» Your objective
Write out the data below in full. Keep it exact.

Information below:

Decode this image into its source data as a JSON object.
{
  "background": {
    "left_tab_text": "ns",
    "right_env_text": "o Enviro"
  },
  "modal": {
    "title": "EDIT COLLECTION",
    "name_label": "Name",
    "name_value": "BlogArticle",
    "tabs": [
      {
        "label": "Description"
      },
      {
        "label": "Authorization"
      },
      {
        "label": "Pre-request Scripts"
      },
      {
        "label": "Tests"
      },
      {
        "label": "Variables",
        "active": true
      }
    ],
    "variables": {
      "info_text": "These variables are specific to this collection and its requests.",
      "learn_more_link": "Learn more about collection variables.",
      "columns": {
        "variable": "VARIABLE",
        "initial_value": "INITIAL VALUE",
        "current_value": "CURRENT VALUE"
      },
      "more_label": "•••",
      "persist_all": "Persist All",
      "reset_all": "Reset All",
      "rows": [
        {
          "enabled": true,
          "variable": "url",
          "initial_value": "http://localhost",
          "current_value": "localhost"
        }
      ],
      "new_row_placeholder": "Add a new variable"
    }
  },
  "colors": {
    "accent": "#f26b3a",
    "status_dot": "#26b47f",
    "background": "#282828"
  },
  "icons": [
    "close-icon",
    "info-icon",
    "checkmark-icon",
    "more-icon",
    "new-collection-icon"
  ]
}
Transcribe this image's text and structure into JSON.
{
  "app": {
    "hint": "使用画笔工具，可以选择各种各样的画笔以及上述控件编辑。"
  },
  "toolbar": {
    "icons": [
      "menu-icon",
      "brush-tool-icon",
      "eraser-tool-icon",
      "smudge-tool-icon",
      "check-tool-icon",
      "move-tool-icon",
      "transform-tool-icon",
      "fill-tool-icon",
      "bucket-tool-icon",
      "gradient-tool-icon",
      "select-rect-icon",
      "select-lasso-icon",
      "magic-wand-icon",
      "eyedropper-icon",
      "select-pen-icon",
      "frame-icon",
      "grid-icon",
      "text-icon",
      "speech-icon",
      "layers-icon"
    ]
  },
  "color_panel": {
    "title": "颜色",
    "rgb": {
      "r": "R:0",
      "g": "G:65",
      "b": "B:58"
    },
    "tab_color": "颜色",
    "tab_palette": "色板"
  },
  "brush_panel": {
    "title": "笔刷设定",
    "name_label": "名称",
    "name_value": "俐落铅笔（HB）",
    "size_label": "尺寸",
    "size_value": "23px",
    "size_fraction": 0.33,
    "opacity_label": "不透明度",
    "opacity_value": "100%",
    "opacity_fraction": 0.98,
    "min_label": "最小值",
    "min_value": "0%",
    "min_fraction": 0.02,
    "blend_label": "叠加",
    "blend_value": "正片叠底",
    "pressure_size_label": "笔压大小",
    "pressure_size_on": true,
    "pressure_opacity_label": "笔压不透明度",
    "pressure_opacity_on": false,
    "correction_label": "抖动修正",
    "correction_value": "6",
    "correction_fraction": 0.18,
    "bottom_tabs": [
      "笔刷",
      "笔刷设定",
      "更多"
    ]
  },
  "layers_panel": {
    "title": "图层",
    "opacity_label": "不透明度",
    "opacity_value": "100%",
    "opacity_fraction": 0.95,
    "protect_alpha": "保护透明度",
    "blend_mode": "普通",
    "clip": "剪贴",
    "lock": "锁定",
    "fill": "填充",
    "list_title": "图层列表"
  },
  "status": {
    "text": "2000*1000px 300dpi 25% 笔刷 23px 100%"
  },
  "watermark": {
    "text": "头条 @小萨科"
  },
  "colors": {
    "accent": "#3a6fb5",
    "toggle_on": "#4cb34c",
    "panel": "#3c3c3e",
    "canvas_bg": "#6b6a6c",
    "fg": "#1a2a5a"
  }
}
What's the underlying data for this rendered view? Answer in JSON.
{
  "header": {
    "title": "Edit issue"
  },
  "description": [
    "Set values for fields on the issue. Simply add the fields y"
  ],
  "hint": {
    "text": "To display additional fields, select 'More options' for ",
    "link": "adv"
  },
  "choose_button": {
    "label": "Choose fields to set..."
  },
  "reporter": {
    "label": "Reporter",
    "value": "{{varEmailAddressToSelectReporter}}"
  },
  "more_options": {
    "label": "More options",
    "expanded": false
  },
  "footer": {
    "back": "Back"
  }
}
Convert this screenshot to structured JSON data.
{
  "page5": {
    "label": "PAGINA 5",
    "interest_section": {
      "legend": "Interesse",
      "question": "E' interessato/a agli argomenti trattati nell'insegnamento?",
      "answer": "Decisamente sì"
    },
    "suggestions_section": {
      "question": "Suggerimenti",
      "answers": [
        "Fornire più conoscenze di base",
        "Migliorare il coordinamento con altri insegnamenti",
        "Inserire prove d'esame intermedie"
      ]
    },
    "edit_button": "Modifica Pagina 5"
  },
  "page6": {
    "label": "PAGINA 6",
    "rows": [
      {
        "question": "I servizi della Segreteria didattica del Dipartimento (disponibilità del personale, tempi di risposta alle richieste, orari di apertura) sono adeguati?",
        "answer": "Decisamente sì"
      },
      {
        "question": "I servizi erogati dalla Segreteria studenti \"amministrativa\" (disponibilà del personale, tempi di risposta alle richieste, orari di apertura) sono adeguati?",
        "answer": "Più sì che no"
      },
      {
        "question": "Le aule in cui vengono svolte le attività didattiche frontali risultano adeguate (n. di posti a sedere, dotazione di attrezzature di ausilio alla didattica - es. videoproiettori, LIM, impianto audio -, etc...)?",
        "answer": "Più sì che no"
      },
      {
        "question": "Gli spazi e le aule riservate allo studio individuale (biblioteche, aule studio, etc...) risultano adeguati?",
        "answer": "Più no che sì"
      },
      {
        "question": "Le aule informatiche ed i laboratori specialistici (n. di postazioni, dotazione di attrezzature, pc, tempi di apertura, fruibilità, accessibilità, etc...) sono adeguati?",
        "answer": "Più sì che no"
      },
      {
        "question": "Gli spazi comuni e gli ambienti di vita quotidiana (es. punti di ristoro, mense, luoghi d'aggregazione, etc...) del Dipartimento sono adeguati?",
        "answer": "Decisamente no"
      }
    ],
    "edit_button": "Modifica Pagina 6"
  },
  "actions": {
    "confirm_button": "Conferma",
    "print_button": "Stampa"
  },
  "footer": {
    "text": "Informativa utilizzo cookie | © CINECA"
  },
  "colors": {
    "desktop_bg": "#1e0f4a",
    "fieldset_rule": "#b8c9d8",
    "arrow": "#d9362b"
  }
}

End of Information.

» Task answer
Decode this image into its source data as a JSON object.
{
  "background": {
    "left_tab_text": "ns",
    "right_env_text": "o Enviro"
  },
  "modal": {
    "title": "EDIT COLLECTION",
    "name_label": "Name",
    "name_value": "BlogArticle",
    "tabs": [
      {
        "label": "Description"
      },
      {
        "label": "Authorization"
      },
      {
        "label": "Pre-request Scripts"
      },
      {
        "label": "Tests"
      },
      {
        "label": "Variables",
        "active": true
      }
    ],
    "variables": {
      "info_text": "These variables are specific to this collection and its requests.",
      "learn_more_link": "Learn more about collection variables.",
      "columns": {
        "variable": "VARIABLE",
        "initial_value": "INITIAL VALUE",
        "current_value": "CURRENT VALUE"
      },
      "more_label": "•••",
      "persist_all": "Persist All",
      "reset_all": "Reset All",
      "rows": [
        {
          "enabled": true,
          "variable": "url",
          "initial_value": "http://localhost",
          "current_value": "localhost"
        }
      ],
      "new_row_placeholder": "Add a new variable"
    }
  },
  "colors": {
    "accent": "#f26b3a",
    "status_dot": "#26b47f",
    "background": "#282828"
  },
  "icons": [
    "close-icon",
    "info-icon",
    "checkmark-icon",
    "more-icon",
    "new-collection-icon"
  ]
}
Transcribe this image's text and structure into JSON.
{
  "app": {
    "hint": "使用画笔工具，可以选择各种各样的画笔以及上述控件编辑。"
  },
  "toolbar": {
    "icons": [
      "menu-icon",
      "brush-tool-icon",
      "eraser-tool-icon",
      "smudge-tool-icon",
      "check-tool-icon",
      "move-tool-icon",
      "transform-tool-icon",
      "fill-tool-icon",
      "bucket-tool-icon",
      "gradient-tool-icon",
      "select-rect-icon",
      "select-lasso-icon",
      "magic-wand-icon",
      "eyedropper-icon",
      "select-pen-icon",
      "frame-icon",
      "grid-icon",
      "text-icon",
      "speech-icon",
      "layers-icon"
    ]
  },
  "color_panel": {
    "title": "颜色",
    "rgb": {
      "r": "R:0",
      "g": "G:65",
      "b": "B:58"
    },
    "tab_color": "颜色",
    "tab_palette": "色板"
  },
  "brush_panel": {
    "title": "笔刷设定",
    "name_label": "名称",
    "name_value": "俐落铅笔（HB）",
    "size_label": "尺寸",
    "size_value": "23px",
    "size_fraction": 0.33,
    "opacity_label": "不透明度",
    "opacity_value": "100%",
    "opacity_fraction": 0.98,
    "min_label": "最小值",
    "min_value": "0%",
    "min_fraction": 0.02,
    "blend_label": "叠加",
    "blend_value": "正片叠底",
    "pressure_size_label": "笔压大小",
    "pressure_size_on": true,
    "pressure_opacity_label": "笔压不透明度",
    "pressure_opacity_on": false,
    "correction_label": "抖动修正",
    "correction_value": "6",
    "correction_fraction": 0.18,
    "bottom_tabs": [
      "笔刷",
      "笔刷设定",
      "更多"
    ]
  },
  "layers_panel": {
    "title": "图层",
    "opacity_label": "不透明度",
    "opacity_value": "100%",
    "opacity_fraction": 0.95,
    "protect_alpha": "保护透明度",
    "blend_mode": "普通",
    "clip": "剪贴",
    "lock": "锁定",
    "fill": "填充",
    "list_title": "图层列表"
  },
  "status": {
    "text": "2000*1000px 300dpi 25% 笔刷 23px 100%"
  },
  "watermark": {
    "text": "头条 @小萨科"
  },
  "colors": {
    "accent": "#3a6fb5",
    "toggle_on": "#4cb34c",
    "panel": "#3c3c3e",
    "canvas_bg": "#6b6a6c",
    "fg": "#1a2a5a"
  }
}
What's the underlying data for this rendered view? Answer in JSON.
{
  "header": {
    "title": "Edit issue"
  },
  "description": [
    "Set values for fields on the issue. Simply add the fields y"
  ],
  "hint": {
    "text": "To display additional fields, select 'More options' for ",
    "link": "adv"
  },
  "choose_button": {
    "label": "Choose fields to set..."
  },
  "reporter": {
    "label": "Reporter",
    "value": "{{varEmailAddressToSelectReporter}}"
  },
  "more_options": {
    "label": "More options",
    "expanded": false
  },
  "footer": {
    "back": "Back"
  }
}
Convert this screenshot to structured JSON data.
{
  "page5": {
    "label": "PAGINA 5",
    "interest_section": {
      "legend": "Interesse",
      "question": "E' interessato/a agli argomenti trattati nell'insegnamento?",
      "answer": "Decisamente sì"
    },
    "suggestions_section": {
      "question": "Suggerimenti",
      "answers": [
        "Fornire più conoscenze di base",
        "Migliorare il coordinamento con altri insegnamenti",
        "Inserire prove d'esame intermedie"
      ]
    },
    "edit_button": "Modifica Pagina 5"
  },
  "page6": {
    "label": "PAGINA 6",
    "rows": [
      {
        "question": "I servizi della Segreteria didattica del Dipartimento (disponibilità del personale, tempi di risposta alle richieste, orari di apertura) sono adeguati?",
        "answer": "Decisamente sì"
      },
      {
        "question": "I servizi erogati dalla Segreteria studenti \"amministrativa\" (disponibilà del personale, tempi di risposta alle richieste, orari di apertura) sono adeguati?",
        "answer": "Più sì che no"
      },
      {
        "question": "Le aule in cui vengono svolte le attività didattiche frontali risultano adeguate (n. di posti a sedere, dotazione di attrezzature di ausilio alla didattica - es. videoproiettori, LIM, impianto audio -, etc...)?",
        "answer": "Più sì che no"
      },
      {
        "question": "Gli spazi e le aule riservate allo studio individuale (biblioteche, aule studio, etc...) risultano adeguati?",
        "answer": "Più no che sì"
      },
      {
        "question": "Le aule informatiche ed i laboratori specialistici (n. di postazioni, dotazione di attrezzature, pc, tempi di apertura, fruibilità, accessibilità, etc...) sono adeguati?",
        "answer": "Più sì che no"
      },
      {
        "question": "Gli spazi comuni e gli ambienti di vita quotidiana (es. punti di ristoro, mense, luoghi d'aggregazione, etc...) del Dipartimento sono adeguati?",
        "answer": "Decisamente no"
      }
    ],
    "edit_button": "Modifica Pagina 6"
  },
  "actions": {
    "confirm_button": "Conferma",
    "print_button": "Stampa"
  },
  "footer": {
    "text": "Informativa utilizzo cookie | © CINECA"
  },
  "colors": {
    "desktop_bg": "#1e0f4a",
    "fieldset_rule": "#b8c9d8",
    "arrow": "#d9362b"
  }
}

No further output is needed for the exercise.